= Work item =
Print all the entries exactly.

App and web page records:
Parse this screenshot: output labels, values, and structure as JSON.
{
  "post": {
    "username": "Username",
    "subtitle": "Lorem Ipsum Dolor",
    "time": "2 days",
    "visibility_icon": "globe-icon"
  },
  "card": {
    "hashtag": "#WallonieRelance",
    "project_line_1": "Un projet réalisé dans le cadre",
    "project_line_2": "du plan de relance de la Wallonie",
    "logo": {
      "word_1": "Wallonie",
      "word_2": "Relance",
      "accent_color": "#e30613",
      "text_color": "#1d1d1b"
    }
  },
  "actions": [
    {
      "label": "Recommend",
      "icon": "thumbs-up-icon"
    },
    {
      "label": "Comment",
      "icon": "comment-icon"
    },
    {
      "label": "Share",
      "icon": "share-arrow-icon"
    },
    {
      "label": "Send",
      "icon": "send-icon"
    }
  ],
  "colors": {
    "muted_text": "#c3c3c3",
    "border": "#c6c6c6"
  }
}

= Result =
Parse this screenshot: output labels, values, and structure as JSON.
{
  "post": {
    "username": "Username",
    "subtitle": "Lorem Ipsum Dolor",
    "time": "2 days",
    "visibility_icon": "globe-icon"
  },
  "card": {
    "hashtag": "#WallonieRelance",
    "project_line_1": "Un projet réalisé dans le cadre",
    "project_line_2": "du plan de relance de la Wallonie",
    "logo": {
      "word_1": "Wallonie",
      "word_2": "Relance",
      "accent_color": "#e30613",
      "text_color": "#1d1d1b"
    }
  },
  "actions": [
    {
      "label": "Recommend",
      "icon": "thumbs-up-icon"
    },
    {
      "label": "Comment",
      "icon": "comment-icon"
    },
    {
      "label": "Share",
      "icon": "share-arrow-icon"
    },
    {
      "label": "Send",
      "icon": "send-icon"
    }
  ],
  "colors": {
    "muted_text": "#c3c3c3",
    "border": "#c6c6c6"
  }
}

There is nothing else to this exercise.